My name is Stephen Smith and I have been managing the website tasfish.com since May 2009.
It has been an epic journey of learning and discovery and I am indebted to Mike Stevens for his help, support and patience.
I am developing a new venture Rubicon Web and Technology Training ( www.rwtt.com.au ). The focus is two part, to develop websites for individuals and small business and to train people to effectively use technology in their everyday lives.
Please contact me via www.rwtt.com.au/contact-me/ for further information - Stephen Smith.
Mike Fry doesn’t only live on the Wild Side of Tasmania, but also goes fishing in probably the wildest boat ever to troll for trout—certainly in Tasmania.
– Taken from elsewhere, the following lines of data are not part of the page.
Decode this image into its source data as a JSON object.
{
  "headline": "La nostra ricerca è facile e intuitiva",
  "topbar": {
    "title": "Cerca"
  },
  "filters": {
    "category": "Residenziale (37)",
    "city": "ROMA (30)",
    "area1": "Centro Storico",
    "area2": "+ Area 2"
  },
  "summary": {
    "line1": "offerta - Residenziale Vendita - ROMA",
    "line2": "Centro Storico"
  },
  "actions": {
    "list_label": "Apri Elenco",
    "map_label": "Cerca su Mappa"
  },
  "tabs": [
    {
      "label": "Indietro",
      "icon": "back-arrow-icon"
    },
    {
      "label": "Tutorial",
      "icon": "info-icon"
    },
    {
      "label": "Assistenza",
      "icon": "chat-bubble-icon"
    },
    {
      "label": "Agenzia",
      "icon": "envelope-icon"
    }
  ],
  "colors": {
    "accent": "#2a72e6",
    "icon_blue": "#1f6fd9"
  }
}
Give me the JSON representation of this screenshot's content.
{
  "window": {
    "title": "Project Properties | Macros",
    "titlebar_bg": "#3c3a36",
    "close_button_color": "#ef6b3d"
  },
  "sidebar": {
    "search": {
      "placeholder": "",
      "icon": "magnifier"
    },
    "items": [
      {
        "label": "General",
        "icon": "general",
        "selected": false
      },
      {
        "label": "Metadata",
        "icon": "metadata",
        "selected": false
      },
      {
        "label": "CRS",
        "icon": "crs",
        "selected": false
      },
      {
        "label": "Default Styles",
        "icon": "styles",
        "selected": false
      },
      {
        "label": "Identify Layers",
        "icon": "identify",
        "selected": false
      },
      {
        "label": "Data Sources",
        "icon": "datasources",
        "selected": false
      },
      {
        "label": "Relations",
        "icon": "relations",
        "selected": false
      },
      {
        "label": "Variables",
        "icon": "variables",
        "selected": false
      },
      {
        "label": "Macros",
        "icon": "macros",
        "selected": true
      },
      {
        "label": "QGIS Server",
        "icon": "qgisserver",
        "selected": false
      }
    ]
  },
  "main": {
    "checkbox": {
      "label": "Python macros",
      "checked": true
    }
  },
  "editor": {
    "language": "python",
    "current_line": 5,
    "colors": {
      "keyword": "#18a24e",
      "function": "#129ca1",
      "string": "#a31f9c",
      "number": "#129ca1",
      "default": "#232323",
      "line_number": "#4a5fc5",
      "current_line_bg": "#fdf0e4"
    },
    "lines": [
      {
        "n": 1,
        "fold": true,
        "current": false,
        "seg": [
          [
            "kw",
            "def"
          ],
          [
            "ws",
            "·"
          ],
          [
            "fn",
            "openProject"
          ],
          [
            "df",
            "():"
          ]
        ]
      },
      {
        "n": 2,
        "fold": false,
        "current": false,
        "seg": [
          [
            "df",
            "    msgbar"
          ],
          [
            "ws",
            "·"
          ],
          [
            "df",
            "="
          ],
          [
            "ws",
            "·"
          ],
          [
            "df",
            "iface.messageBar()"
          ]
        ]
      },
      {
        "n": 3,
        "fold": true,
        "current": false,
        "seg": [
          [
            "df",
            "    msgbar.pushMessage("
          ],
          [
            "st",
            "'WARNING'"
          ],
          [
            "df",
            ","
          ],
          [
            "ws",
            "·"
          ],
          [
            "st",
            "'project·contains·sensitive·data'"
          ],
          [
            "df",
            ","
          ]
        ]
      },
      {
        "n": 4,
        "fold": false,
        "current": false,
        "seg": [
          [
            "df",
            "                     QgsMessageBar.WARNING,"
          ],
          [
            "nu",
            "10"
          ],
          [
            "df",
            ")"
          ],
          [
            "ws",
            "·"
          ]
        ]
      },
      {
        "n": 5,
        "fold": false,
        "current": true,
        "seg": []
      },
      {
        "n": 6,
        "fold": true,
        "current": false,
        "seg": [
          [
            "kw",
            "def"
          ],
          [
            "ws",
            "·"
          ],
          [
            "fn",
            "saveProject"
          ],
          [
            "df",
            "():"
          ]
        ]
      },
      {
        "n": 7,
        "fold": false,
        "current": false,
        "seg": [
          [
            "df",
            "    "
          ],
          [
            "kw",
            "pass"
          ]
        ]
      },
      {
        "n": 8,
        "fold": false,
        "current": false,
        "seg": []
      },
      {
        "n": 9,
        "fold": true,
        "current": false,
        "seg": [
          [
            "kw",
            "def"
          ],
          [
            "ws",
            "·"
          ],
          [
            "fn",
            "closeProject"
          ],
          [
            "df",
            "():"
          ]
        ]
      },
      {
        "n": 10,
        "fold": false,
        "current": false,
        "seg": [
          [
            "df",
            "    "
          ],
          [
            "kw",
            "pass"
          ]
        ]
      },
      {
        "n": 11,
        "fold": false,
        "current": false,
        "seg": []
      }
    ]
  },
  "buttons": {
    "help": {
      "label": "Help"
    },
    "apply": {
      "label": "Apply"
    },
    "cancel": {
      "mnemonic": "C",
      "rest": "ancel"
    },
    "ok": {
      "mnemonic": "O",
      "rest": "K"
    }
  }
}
When your mate says ‘What are you doing tomorrow, want to come up the Gordon for the night?’ it would be pretty hard to say anything else except “you bet” and start checking out your tackle box and packing your overnight bag. But if your mate was Troy Grining and he wanted to give his new 52ft, high speed cruiser a run across Macquarie Harbour, test the new onboard dory with a chance of landing a nice Gordon River Brown you would have to feel privileged. I didn’t say anything about getting on my hands and knees and kissing his feet…just having a lend of ya’ but I did feel very appreciative.